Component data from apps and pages
= = = = = = =

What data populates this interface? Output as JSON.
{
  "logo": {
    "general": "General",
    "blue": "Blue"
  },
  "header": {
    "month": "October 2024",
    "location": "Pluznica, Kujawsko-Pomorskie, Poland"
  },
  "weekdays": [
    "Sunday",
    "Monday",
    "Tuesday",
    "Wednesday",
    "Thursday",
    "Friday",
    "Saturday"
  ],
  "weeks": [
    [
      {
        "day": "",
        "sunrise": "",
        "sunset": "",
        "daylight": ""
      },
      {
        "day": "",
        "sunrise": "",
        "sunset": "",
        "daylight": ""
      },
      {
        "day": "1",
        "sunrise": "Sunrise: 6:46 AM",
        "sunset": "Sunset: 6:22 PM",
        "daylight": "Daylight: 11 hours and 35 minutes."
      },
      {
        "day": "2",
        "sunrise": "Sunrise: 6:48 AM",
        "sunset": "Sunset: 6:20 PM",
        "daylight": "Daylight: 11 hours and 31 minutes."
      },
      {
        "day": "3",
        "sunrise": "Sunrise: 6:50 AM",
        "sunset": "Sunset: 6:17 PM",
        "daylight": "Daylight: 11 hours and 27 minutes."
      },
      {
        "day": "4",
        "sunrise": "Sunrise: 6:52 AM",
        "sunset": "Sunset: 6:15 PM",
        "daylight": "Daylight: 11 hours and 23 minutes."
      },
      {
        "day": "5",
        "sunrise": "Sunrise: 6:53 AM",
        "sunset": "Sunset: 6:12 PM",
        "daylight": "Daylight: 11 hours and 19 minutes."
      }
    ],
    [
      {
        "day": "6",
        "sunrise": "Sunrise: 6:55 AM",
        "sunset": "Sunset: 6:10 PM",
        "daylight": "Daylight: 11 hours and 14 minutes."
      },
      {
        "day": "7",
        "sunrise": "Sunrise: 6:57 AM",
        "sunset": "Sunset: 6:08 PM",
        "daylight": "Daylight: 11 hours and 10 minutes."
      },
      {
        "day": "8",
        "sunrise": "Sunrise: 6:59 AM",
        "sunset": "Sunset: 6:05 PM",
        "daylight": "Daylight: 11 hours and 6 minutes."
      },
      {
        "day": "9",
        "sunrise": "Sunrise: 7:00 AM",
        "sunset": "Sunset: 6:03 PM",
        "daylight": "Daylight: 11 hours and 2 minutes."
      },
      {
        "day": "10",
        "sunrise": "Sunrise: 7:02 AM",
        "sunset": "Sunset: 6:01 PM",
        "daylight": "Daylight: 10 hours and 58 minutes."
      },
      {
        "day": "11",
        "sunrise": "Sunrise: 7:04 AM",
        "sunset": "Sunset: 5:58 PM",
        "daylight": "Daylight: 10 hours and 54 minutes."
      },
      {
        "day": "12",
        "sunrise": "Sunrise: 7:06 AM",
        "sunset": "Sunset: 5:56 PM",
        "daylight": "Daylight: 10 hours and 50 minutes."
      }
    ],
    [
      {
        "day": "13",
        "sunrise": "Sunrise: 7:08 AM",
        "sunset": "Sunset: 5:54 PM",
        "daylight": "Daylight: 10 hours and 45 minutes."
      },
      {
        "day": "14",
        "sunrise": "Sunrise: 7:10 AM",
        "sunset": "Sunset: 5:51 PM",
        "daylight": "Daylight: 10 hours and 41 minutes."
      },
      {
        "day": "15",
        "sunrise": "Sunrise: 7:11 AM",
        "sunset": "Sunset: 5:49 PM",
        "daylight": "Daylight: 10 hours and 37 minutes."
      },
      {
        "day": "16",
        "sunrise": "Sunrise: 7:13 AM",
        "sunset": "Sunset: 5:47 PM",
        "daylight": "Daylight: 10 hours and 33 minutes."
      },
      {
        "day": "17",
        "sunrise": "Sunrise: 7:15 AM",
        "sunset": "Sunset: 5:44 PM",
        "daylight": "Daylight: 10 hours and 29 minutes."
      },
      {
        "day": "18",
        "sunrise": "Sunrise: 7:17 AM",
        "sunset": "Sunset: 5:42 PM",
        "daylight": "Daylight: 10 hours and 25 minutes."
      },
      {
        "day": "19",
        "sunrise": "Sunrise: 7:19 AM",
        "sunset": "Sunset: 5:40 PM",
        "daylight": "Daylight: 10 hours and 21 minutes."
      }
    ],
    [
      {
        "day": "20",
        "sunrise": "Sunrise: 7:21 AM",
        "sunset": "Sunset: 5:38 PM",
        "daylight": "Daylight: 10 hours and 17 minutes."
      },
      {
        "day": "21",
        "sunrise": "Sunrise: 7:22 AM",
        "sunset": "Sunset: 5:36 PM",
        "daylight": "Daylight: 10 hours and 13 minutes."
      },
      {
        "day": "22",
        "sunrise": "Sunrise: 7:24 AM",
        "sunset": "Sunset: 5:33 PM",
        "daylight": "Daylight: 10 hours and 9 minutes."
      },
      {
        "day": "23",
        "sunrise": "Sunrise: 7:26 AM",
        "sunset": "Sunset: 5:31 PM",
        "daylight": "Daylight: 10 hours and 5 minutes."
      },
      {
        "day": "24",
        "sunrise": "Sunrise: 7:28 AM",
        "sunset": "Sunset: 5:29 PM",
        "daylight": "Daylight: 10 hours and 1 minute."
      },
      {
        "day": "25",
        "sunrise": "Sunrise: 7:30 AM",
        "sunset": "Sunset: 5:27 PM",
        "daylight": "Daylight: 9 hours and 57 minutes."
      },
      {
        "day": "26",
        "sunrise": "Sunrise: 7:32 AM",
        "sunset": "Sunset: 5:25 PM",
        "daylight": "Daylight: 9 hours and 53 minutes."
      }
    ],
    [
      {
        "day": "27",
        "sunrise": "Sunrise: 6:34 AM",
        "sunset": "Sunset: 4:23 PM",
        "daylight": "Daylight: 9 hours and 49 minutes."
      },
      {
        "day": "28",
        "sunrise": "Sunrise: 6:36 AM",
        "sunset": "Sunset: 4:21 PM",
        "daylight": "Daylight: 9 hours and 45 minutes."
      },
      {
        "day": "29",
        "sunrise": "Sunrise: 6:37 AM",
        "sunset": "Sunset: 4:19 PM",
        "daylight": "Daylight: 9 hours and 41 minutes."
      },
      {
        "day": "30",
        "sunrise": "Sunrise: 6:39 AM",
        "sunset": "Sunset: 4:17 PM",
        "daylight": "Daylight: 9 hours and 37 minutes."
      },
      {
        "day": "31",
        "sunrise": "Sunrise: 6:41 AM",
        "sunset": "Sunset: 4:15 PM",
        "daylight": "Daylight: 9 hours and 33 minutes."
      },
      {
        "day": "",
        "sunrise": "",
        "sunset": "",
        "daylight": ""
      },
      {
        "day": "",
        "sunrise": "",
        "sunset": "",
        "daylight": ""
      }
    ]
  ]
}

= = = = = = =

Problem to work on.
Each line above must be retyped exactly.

Answer section.
What data populates this interface? Output as JSON.
{
  "logo": {
    "general": "General",
    "blue": "Blue"
  },
  "header": {
    "month": "October 2024",
    "location": "Pluznica, Kujawsko-Pomorskie, Poland"
  },
  "weekdays": [
    "Sunday",
    "Monday",
    "Tuesday",
    "Wednesday",
    "Thursday",
    "Friday",
    "Saturday"
  ],
  "weeks": [
    [
      {
        "day": "",
        "sunrise": "",
        "sunset": "",
        "daylight": ""
      },
      {
        "day": "",
        "sunrise": "",
        "sunset": "",
        "daylight": ""
      },
      {
        "day": "1",
        "sunrise": "Sunrise: 6:46 AM",
        "sunset": "Sunset: 6:22 PM",
        "daylight": "Daylight: 11 hours and 35 minutes."
      },
      {
        "day": "2",
        "sunrise": "Sunrise: 6:48 AM",
        "sunset": "Sunset: 6:20 PM",
        "daylight": "Daylight: 11 hours and 31 minutes."
      },
      {
        "day": "3",
        "sunrise": "Sunrise: 6:50 AM",
        "sunset": "Sunset: 6:17 PM",
        "daylight": "Daylight: 11 hours and 27 minutes."
      },
      {
        "day": "4",
        "sunrise": "Sunrise: 6:52 AM",
        "sunset": "Sunset: 6:15 PM",
        "daylight": "Daylight: 11 hours and 23 minutes."
      },
      {
        "day": "5",
        "sunrise": "Sunrise: 6:53 AM",
        "sunset": "Sunset: 6:12 PM",
        "daylight": "Daylight: 11 hours and 19 minutes."
      }
    ],
    [
      {
        "day": "6",
        "sunrise": "Sunrise: 6:55 AM",
        "sunset": "Sunset: 6:10 PM",
        "daylight": "Daylight: 11 hours and 14 minutes."
      },
      {
        "day": "7",
        "sunrise": "Sunrise: 6:57 AM",
        "sunset": "Sunset: 6:08 PM",
        "daylight": "Daylight: 11 hours and 10 minutes."
      },
      {
        "day": "8",
        "sunrise": "Sunrise: 6:59 AM",
        "sunset": "Sunset: 6:05 PM",
        "daylight": "Daylight: 11 hours and 6 minutes."
      },
      {
        "day": "9",
        "sunrise": "Sunrise: 7:00 AM",
        "sunset": "Sunset: 6:03 PM",
        "daylight": "Daylight: 11 hours and 2 minutes."
      },
      {
        "day": "10",
        "sunrise": "Sunrise: 7:02 AM",
        "sunset": "Sunset: 6:01 PM",
        "daylight": "Daylight: 10 hours and 58 minutes."
      },
      {
        "day": "11",
        "sunrise": "Sunrise: 7:04 AM",
        "sunset": "Sunset: 5:58 PM",
        "daylight": "Daylight: 10 hours and 54 minutes."
      },
      {
        "day": "12",
        "sunrise": "Sunrise: 7:06 AM",
        "sunset": "Sunset: 5:56 PM",
        "daylight": "Daylight: 10 hours and 50 minutes."
      }
    ],
    [
      {
        "day": "13",
        "sunrise": "Sunrise: 7:08 AM",
        "sunset": "Sunset: 5:54 PM",
        "daylight": "Daylight: 10 hours and 45 minutes."
      },
      {
        "day": "14",
        "sunrise": "Sunrise: 7:10 AM",
        "sunset": "Sunset: 5:51 PM",
        "daylight": "Daylight: 10 hours and 41 minutes."
      },
      {
        "day": "15",
        "sunrise": "Sunrise: 7:11 AM",
        "sunset": "Sunset: 5:49 PM",
        "daylight": "Daylight: 10 hours and 37 minutes."
      },
      {
        "day": "16",
        "sunrise": "Sunrise: 7:13 AM",
        "sunset": "Sunset: 5:47 PM",
        "daylight": "Daylight: 10 hours and 33 minutes."
      },
      {
        "day": "17",
        "sunrise": "Sunrise: 7:15 AM",
        "sunset": "Sunset: 5:44 PM",
        "daylight": "Daylight: 10 hours and 29 minutes."
      },
      {
        "day": "18",
        "sunrise": "Sunrise: 7:17 AM",
        "sunset": "Sunset: 5:42 PM",
        "daylight": "Daylight: 10 hours and 25 minutes."
      },
      {
        "day": "19",
        "sunrise": "Sunrise: 7:19 AM",
        "sunset": "Sunset: 5:40 PM",
        "daylight": "Daylight: 10 hours and 21 minutes."
      }
    ],
    [
      {
        "day": "20",
        "sunrise": "Sunrise: 7:21 AM",
        "sunset": "Sunset: 5:38 PM",
        "daylight": "Daylight: 10 hours and 17 minutes."
      },
      {
        "day": "21",
        "sunrise": "Sunrise: 7:22 AM",
        "sunset": "Sunset: 5:36 PM",
        "daylight": "Daylight: 10 hours and 13 minutes."
      },
      {
        "day": "22",
        "sunrise": "Sunrise: 7:24 AM",
        "sunset": "Sunset: 5:33 PM",
        "daylight": "Daylight: 10 hours and 9 minutes."
      },
      {
        "day": "23",
        "sunrise": "Sunrise: 7:26 AM",
        "sunset": "Sunset: 5:31 PM",
        "daylight": "Daylight: 10 hours and 5 minutes."
      },
      {
        "day": "24",
        "sunrise": "Sunrise: 7:28 AM",
        "sunset": "Sunset: 5:29 PM",
        "daylight": "Daylight: 10 hours and 1 minute."
      },
      {
        "day": "25",
        "sunrise": "Sunrise: 7:30 AM",
        "sunset": "Sunset: 5:27 PM",
        "daylight": "Daylight: 9 hours and 57 minutes."
      },
      {
        "day": "26",
        "sunrise": "Sunrise: 7:32 AM",
        "sunset": "Sunset: 5:25 PM",
        "daylight": "Daylight: 9 hours and 53 minutes."
      }
    ],
    [
      {
        "day": "27",
        "sunrise": "Sunrise: 6:34 AM",
        "sunset": "Sunset: 4:23 PM",
        "daylight": "Daylight: 9 hours and 49 minutes."
      },
      {
        "day": "28",
        "sunrise": "Sunrise: 6:36 AM",
        "sunset": "Sunset: 4:21 PM",
        "daylight": "Daylight: 9 hours and 45 minutes."
      },
      {
        "day": "29",
        "sunrise": "Sunrise: 6:37 AM",
        "sunset": "Sunset: 4:19 PM",
        "daylight": "Daylight: 9 hours and 41 minutes."
      },
      {
        "day": "30",
        "sunrise": "Sunrise: 6:39 AM",
        "sunset": "Sunset: 4:17 PM",
        "daylight": "Daylight: 9 hours and 37 minutes."
      },
      {
        "day": "31",
        "sunrise": "Sunrise: 6:41 AM",
        "sunset": "Sunset: 4:15 PM",
        "daylight": "Daylight: 9 hours and 33 minutes."
      },
      {
        "day": "",
        "sunrise": "",
        "sunset": "",
        "daylight": ""
      },
      {
        "day": "",
        "sunrise": "",
        "sunset": "",
        "daylight": ""
      }
    ]
  ]
}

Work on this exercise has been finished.